§ Exercise
The response must match the data below exactly, line for line.

+ + +

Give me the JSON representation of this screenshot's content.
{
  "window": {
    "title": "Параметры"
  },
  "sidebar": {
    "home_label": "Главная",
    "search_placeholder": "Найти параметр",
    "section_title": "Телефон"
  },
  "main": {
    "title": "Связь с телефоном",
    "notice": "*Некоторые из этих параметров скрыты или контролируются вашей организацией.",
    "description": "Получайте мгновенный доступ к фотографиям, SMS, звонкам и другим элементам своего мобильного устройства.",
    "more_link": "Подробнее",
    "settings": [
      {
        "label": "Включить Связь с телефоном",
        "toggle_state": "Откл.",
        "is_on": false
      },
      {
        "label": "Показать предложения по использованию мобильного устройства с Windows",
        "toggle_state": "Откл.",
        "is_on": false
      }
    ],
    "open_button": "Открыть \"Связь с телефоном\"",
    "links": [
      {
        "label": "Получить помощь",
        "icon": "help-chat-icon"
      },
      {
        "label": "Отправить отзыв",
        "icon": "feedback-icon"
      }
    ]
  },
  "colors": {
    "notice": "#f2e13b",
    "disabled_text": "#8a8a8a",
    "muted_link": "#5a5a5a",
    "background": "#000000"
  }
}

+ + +

§ Response to this exercise
Give me the JSON representation of this screenshot's content.
{
  "window": {
    "title": "Параметры"
  },
  "sidebar": {
    "home_label": "Главная",
    "search_placeholder": "Найти параметр",
    "section_title": "Телефон"
  },
  "main": {
    "title": "Связь с телефоном",
    "notice": "*Некоторые из этих параметров скрыты или контролируются вашей организацией.",
    "description": "Получайте мгновенный доступ к фотографиям, SMS, звонкам и другим элементам своего мобильного устройства.",
    "more_link": "Подробнее",
    "settings": [
      {
        "label": "Включить Связь с телефоном",
        "toggle_state": "Откл.",
        "is_on": false
      },
      {
        "label": "Показать предложения по использованию мобильного устройства с Windows",
        "toggle_state": "Откл.",
        "is_on": false
      }
    ],
    "open_button": "Открыть \"Связь с телефоном\"",
    "links": [
      {
        "label": "Получить помощь",
        "icon": "help-chat-icon"
      },
      {
        "label": "Отправить отзыв",
        "icon": "feedback-icon"
      }
    ]
  },
  "colors": {
    "notice": "#f2e13b",
    "disabled_text": "#8a8a8a",
    "muted_link": "#5a5a5a",
    "background": "#000000"
  }
}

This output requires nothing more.